General

Overview

The author has often wondered how often machines are redesigned and rebuilt or even replaced for reasons that were later found to be incorrect. Based on observations over a considerable number of years, the number might be staggering. Ironically, the incorrect diagnosis sometimes results in a solution that will at least for the time being appear to fix the problem. This type of solution may possibly lead to a future problem because an incorrect symptom-cause relationship is established that will not hold true on another application at another time. All of this is being said to stress the need for proper and careful problem solving that accurately determines the real cause for the problem. It is difficult to address the common sense side of reliability and not make some type of plea for cool heads and calculating minds to overcome the hysteria of the moment on the occurrence of a failure. There are many good problemsolving techniques available, but they must be used in a calm, clear mindset. There certainly is no room for prejudice and "finger pointing." The correct solution to a compressor train problem certainly would do much to aid the cause of reliability.

Today there are many tools available to aid in problem solving or failure analysis. These include the Weibull Analysis, Failure Mode and Effect Analysis, and Fault Tree Analysis, to name a few. One of the most widely accepted is the Weibull analysis. This method can provide an accurate engineering analysis based on extraordinary small samples [1].

This chapter will discuss various reliability issues. The discussion will be kept at a philosophical level rather than getting into a statistical analysis. The statistical analysis is best left to others equipped with the training, tools, and the data. Hopefully, this material will give the reader some "common sense" insight into the various considerations involved in the selection and application of reliable compressors, their drivers, and auxiliary systems.

Reliability for compressors is defined in many different ways, but (he most widely accepted definition states that it is the ability or capability of the equipment to perform the specified function in the designated envt ronment for a minimum length of time [2]. The length of time, "run time," cannot be determined except by operating the compressor for the desired length of time or until it fails.
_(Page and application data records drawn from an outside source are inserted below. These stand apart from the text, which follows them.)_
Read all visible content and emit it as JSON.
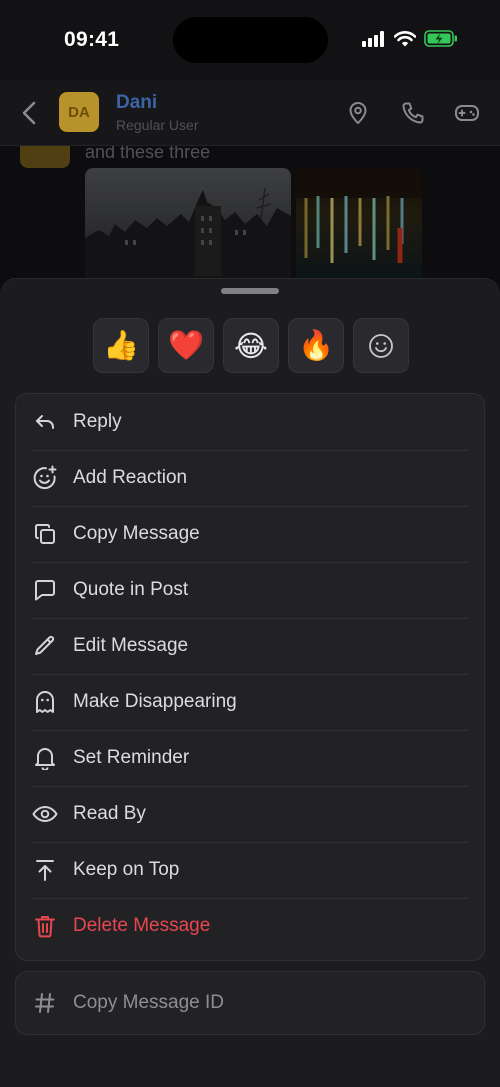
{
  "status_bar": {
    "time": "09:41"
  },
  "header": {
    "avatar_initials": "DA",
    "name": "Dani",
    "subtitle": "Regular User",
    "icons": [
      "back-icon",
      "location-pin-icon",
      "phone-icon",
      "gamepad-icon"
    ]
  },
  "chat": {
    "message_text": "and these three"
  },
  "reactions": [
    {
      "emoji": "👍",
      "name": "thumbs-up"
    },
    {
      "emoji": "❤️",
      "name": "heart"
    },
    {
      "emoji": "😂",
      "name": "tears-of-joy"
    },
    {
      "emoji": "🔥",
      "name": "fire"
    },
    {
      "name": "add-reaction-icon"
    }
  ],
  "menu": {
    "items": [
      {
        "label": "Reply",
        "icon": "reply-icon"
      },
      {
        "label": "Add Reaction",
        "icon": "smiley-plus-icon"
      },
      {
        "label": "Copy Message",
        "icon": "copy-icon"
      },
      {
        "label": "Quote in Post",
        "icon": "speech-bubble-icon"
      },
      {
        "label": "Edit Message",
        "icon": "pencil-icon"
      },
      {
        "label": "Make Disappearing",
        "icon": "ghost-icon"
      },
      {
        "label": "Set Reminder",
        "icon": "bell-icon"
      },
      {
        "label": "Read By",
        "icon": "eye-icon"
      },
      {
        "label": "Keep on Top",
        "icon": "pin-top-icon"
      },
      {
        "label": "Delete Message",
        "icon": "trash-icon"
      }
    ],
    "secondary": {
      "label": "Copy Message ID",
      "icon": "hash-icon"
    }
  },
  "colors": {
    "danger": "#e8464f",
    "name_accent": "#3b64a6",
    "battery": "#34c759"
  }
}
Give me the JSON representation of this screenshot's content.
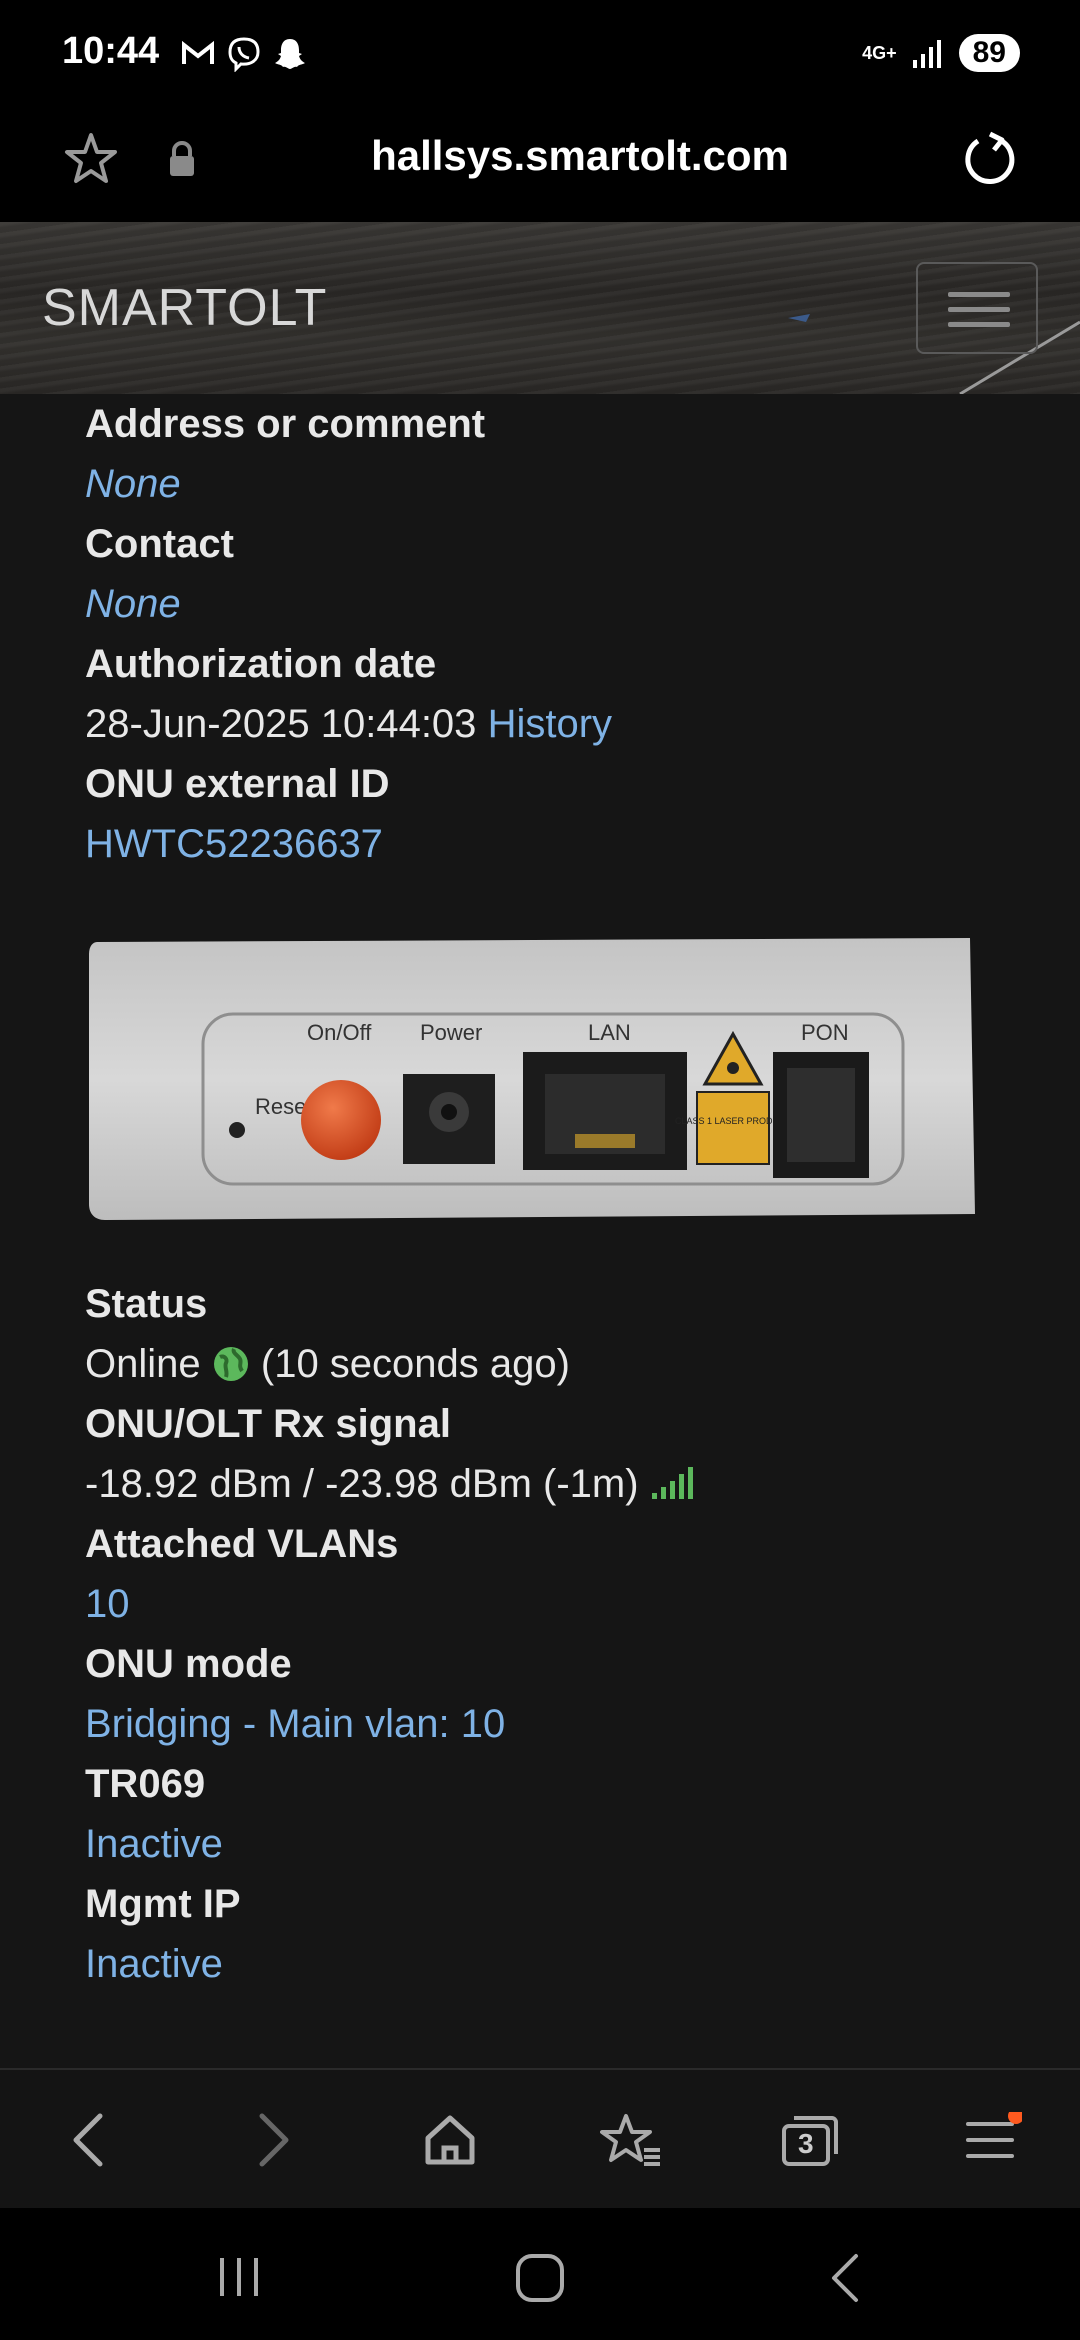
{
  "status_bar": {
    "time": "10:44",
    "network": "4G+",
    "battery": "89"
  },
  "browser": {
    "url": "hallsys.smartolt.com",
    "tab_count": "3"
  },
  "site": {
    "brand": "SMARTOLT"
  },
  "details": {
    "address_label": "Address or comment",
    "address_value": "None",
    "contact_label": "Contact",
    "contact_value": "None",
    "auth_date_label": "Authorization date",
    "auth_date_value": "28-Jun-2025 10:44:03",
    "history_link": "History",
    "external_id_label": "ONU external ID",
    "external_id_value": "HWTC52236637"
  },
  "device_image": {
    "labels": {
      "reset": "Reset",
      "onoff": "On/Off",
      "power": "Power",
      "lan": "LAN",
      "pon": "PON",
      "laser": "CLASS 1 LASER PRODUCT"
    }
  },
  "status": {
    "status_label": "Status",
    "status_value": "Online",
    "status_ago": "(10 seconds ago)",
    "rx_label": "ONU/OLT Rx signal",
    "rx_value": "-18.92 dBm / -23.98 dBm (-1m)",
    "vlans_label": "Attached VLANs",
    "vlans_value": "10",
    "mode_label": "ONU mode",
    "mode_value": "Bridging - Main vlan: 10",
    "tr069_label": "TR069",
    "tr069_value": "Inactive",
    "mgmt_label": "Mgmt IP",
    "mgmt_value": "Inactive"
  },
  "colors": {
    "link": "#7fb2e5",
    "online_green": "#5cb85c",
    "background": "#151515"
  }
}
It is not too practical to use this criteria as the lone measure of success. While a historical database can provide valuable information to the later design efforts, this knowledge must be supplemented with other measures to gauge the probability of success.

It is very important right from the start to bear in mind the current axiom offered in the KISS principal, "keep it simple stupid." While this may seem a little offensive, nonetheless, from time to time, one sees systems that give the impression the originators went out of their way to make things unnecessarily complicated. An example of this is controls put on systems that with a litde added thought could have been made self-regulating.

For compressors in general and for some types in particular, the cleanliness of the gas stream is the key factor in a reliable operation. Moisture or liquids in various forms may be the cause of an early failure or in some cases a catastrophic failure. Corrosive gases require material considerations and yet even this may not entirely solve the loss of material issue that can certainly cause early shutdowns or failures and high maintenance cost. Fouling due to contaminants or reactions taking place internal to the compressor can cause capacity loss and the need for frequent shutdowns.

Figure 12-1. Reliability—design of plant and equipment. (Courtesy of Sohre Turbomachinerti

OPERATING PERSONNEL

MAINTENANCE PERSONNEL

OPERATING PERSONNEL

MAINTENANCE PERSONNEL

SPEED—1000 RPM SPEED—1000 RPM

Figure 12-4. Reliability—operation and maintenance. (Courtesy of Sohre Turbomachinerfl

SPEED—1000 RPM SPEED—1000 RPM

MAINTENANCE FACILITIES

gxc*

iletrr

Ate*

UHS

POO

t j

SPEED—1000 RPM

0 iO 20

SPEED—1000 RPM

Figure 12-4. Reliability—operation and maintenance. (Courtesy of Sohre Turbomachinerfl was proposed. It was conceived out of a need to aid in problem solving. The advent of large single train plants took place in the late 1960s to early 1970s. Needless to say, there were many machinery-related problems. Many of the monitoring and diagnostic tools taken for granted at the current time were just being developed. The data being generated tended to overwhelm the analyst's ability to interpret it. There was no baseline for comparison. Diagnostics were strictly based on intuition, which was not always that accurate. With time, the current base of data began to evolve.

If the Sohre approach is taken in a philosophical light, it clearly indicates the need for a robust design. This is true for the basic equipment as well as the installation of foundations and piping. All of the factors were considered in the approach Sohre presented, even if in some cases, they may have been considered subjective. The key to the robust approach can be simplified as low deflection. On a rotor, the shorter the bearing span and/or the heavier the shaft cross section, the lower the deflection. This tends to increase the reliability aspect. On a foundation, heavier sections tend to have lower deflection, which contributes to the ability to maintain train alignment. Better alignment is one of the factors that contributes to higher reliability.

Living Off The Grid

Living Off The Grid

Get All The Support And Guidance You Need To Be A Success At Living Off The Grid. This Book Is One Of The Most Valuable Resources In The World When It Comes To When Living Within The Grid Is Not Making Sense Anymore.

Get My Free Ebook


Post a comment